Baggoo closed by lauding John as a national icon and firmly stated that her legacy will never be forgotten.
John was also well known as an outstanding netball player. She first represented TT in 1949 and was a part of the first national women’s team to play in the West Indies Netball Championship in 1961.
President of the Trinidad and Tobago Netball Association (TTNA), Sherry-Ann Blackburn, paid tribute to John in a release by the TTNA, which was exclusively shared with Newsday. The document stated, “To use one word to paint a picture of Ms John would be a challenge. My bold attempt to describe her would be to say she was an inimitable woman, a formidable opponent, a passionate woman police officer, proficient sportswoman, disciplined in her approach to life and sport, versatile, adaptable, humorous, and hilarious in her storytelling. […] we salute her and celebrate her life and legacy, phenomenal woman, Majorie John.”

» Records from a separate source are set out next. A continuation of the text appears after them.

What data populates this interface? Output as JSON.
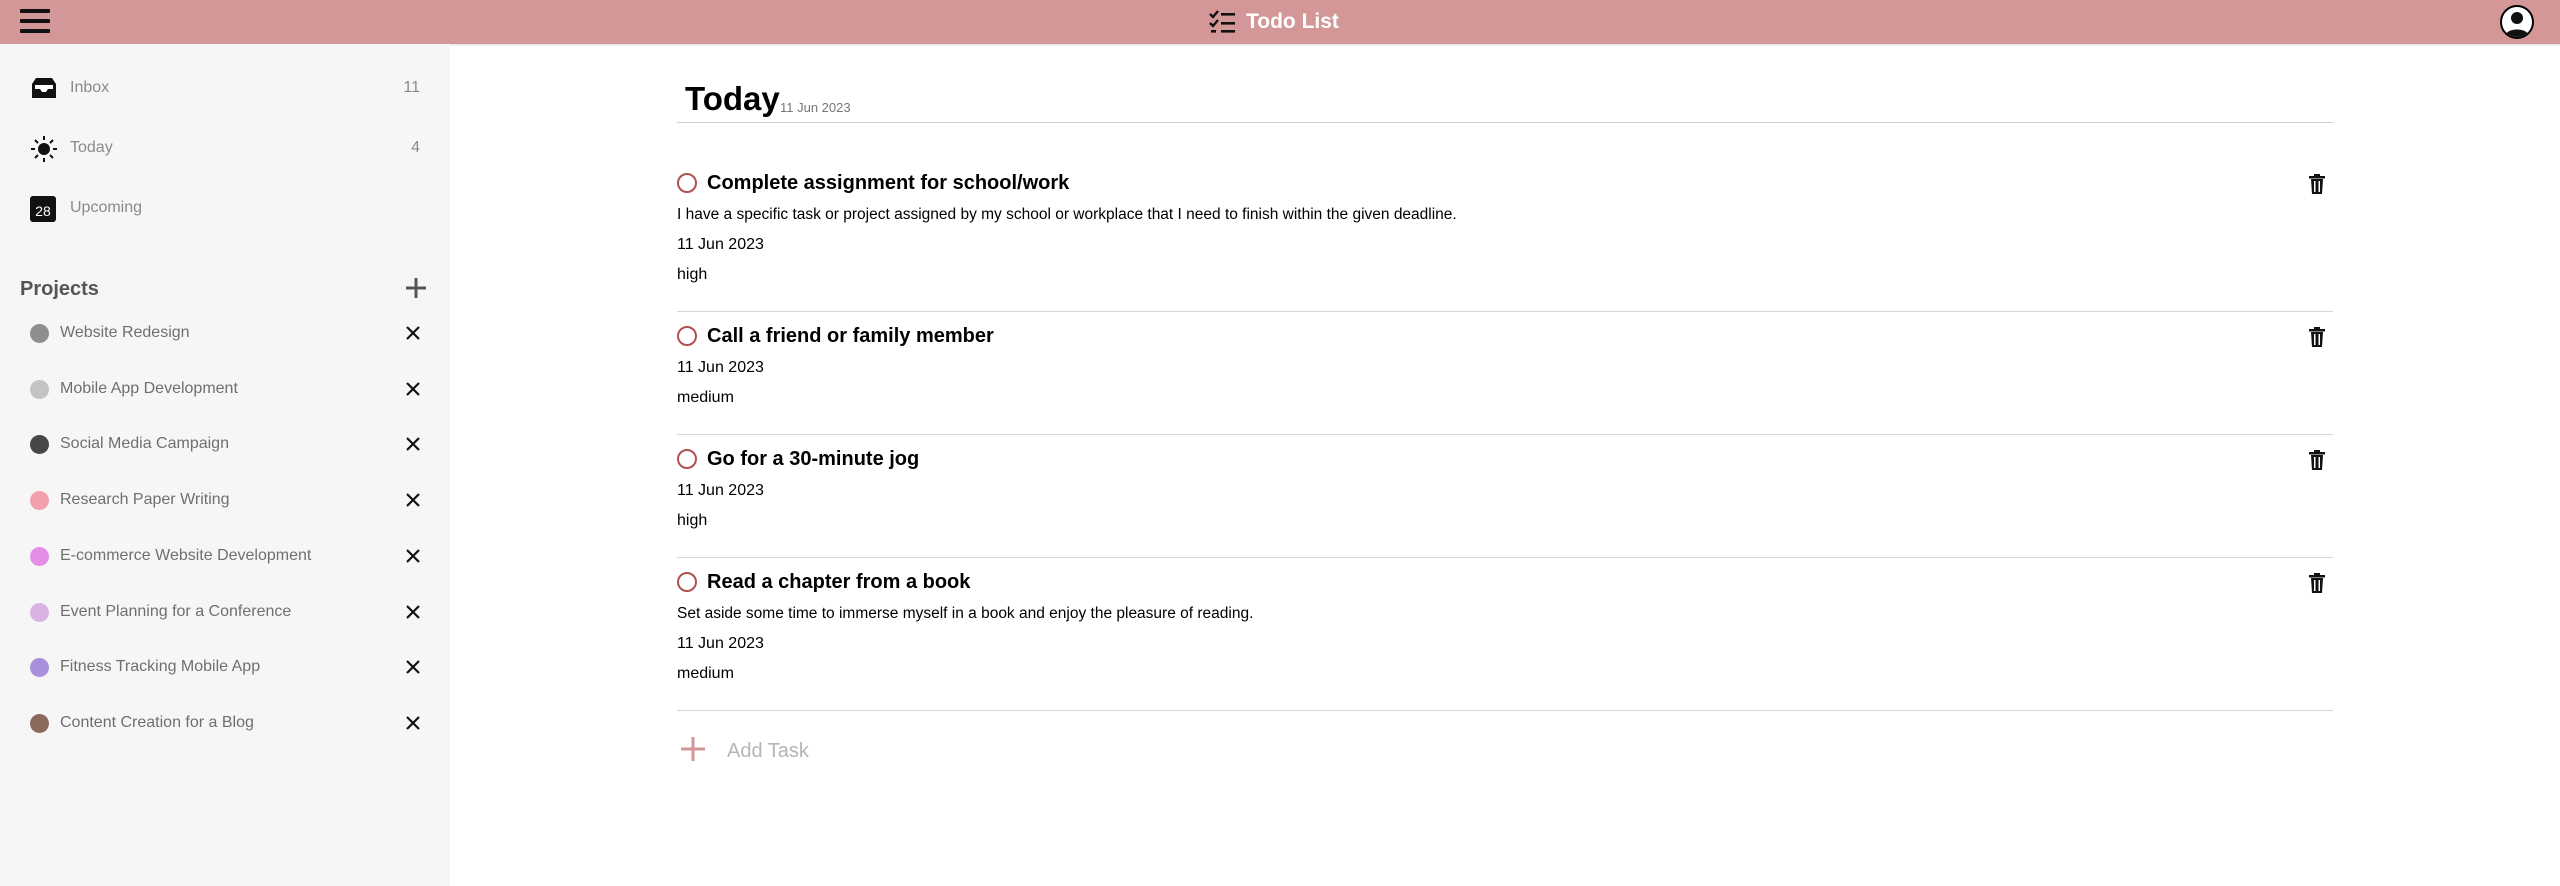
{
  "header": {
    "title": "Todo List",
    "brand_color": "#d39797",
    "menu_icon": "hamburger-icon",
    "brand_icon": "checklist-icon",
    "avatar_icon": "user-avatar-icon"
  },
  "sidebar": {
    "nav": [
      {
        "label": "Inbox",
        "count": "11",
        "icon": "inbox-icon"
      },
      {
        "label": "Today",
        "count": "4",
        "icon": "sun-icon"
      },
      {
        "label": "Upcoming",
        "count": "",
        "icon": "calendar-icon",
        "calendar_day": "28"
      }
    ],
    "projects_title": "Projects",
    "projects": [
      {
        "name": "Website Redesign",
        "color": "#8e8e8e"
      },
      {
        "name": "Mobile App Development",
        "color": "#c4c4c4"
      },
      {
        "name": "Social Media Campaign",
        "color": "#474747"
      },
      {
        "name": "Research Paper Writing",
        "color": "#f2a1ac"
      },
      {
        "name": "E-commerce Website Development",
        "color": "#e58ee8"
      },
      {
        "name": "Event Planning for a Conference",
        "color": "#d9b3e2"
      },
      {
        "name": "Fitness Tracking Mobile App",
        "color": "#a98fdc"
      },
      {
        "name": "Content Creation for a Blog",
        "color": "#8b6a5e"
      }
    ]
  },
  "main": {
    "title": "Today",
    "date": "11 Jun 2023",
    "tasks": [
      {
        "title": "Complete assignment for school/work",
        "description": "I have a specific task or project assigned by my school or workplace that I need to finish within the given deadline.",
        "date": "11 Jun 2023",
        "priority": "high"
      },
      {
        "title": "Call a friend or family member",
        "description": "",
        "date": "11 Jun 2023",
        "priority": "medium"
      },
      {
        "title": "Go for a 30-minute jog",
        "description": "",
        "date": "11 Jun 2023",
        "priority": "high"
      },
      {
        "title": "Read a chapter from a book",
        "description": "Set aside some time to immerse myself in a book and enjoy the pleasure of reading.",
        "date": "11 Jun 2023",
        "priority": "medium"
      }
    ],
    "add_task_label": "Add Task",
    "accent_color": "#b05151"
  }
}
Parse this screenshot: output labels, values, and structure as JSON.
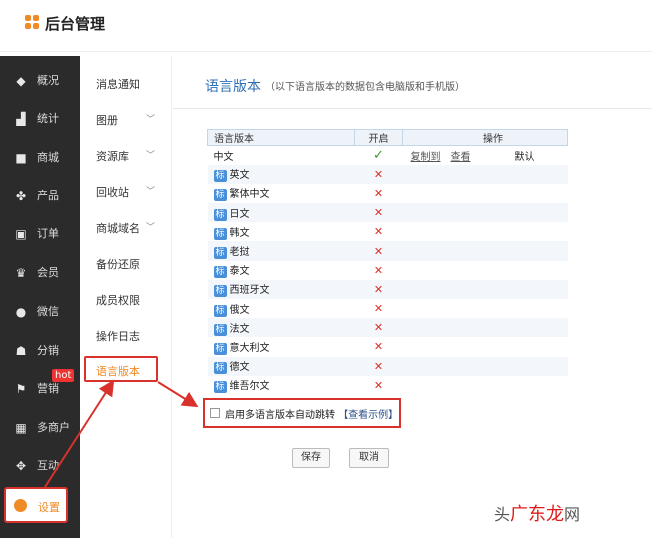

Former president of the Trinidad and Tobago Olympic Committee (TTOC), Brian Lewis, expressed his gratitude for the time spent with John. He commented, “She was very feisty and passionate about sports, her country and the youth. Marjorie always had an opinion or word of advice based on her experience through her many disciplines.”
He continued, “She took great pride in her activeness (with the TTOC) and was truly a good soul. They don’t make them like Marjorie John again.
“Many people had a lot of respect for her. She was quite a personality and experienced a lot of things in society – World War II, the Black Power Movement, for example. During that era, there were a few multi-sport athletes, but she took it to a different level and exemplified a lifelong commitment to physical fitness and staying healthy. It would be very difficult for a modern athlete to achieve her status across so many sports.”
Lewis pointed out that John was an inspiration to many through her ability to stay active in her older years. He believes that she can inspire future athletes to do as she did.
“It’s not impossible,” he said, “but it will be very challenging and would require significant organisation and discipline. But I still don’t think we’d see another Marjorie John representing the country in six different sports. Condolences to her family, her colleagues, the ones who held her dear and the entire country.”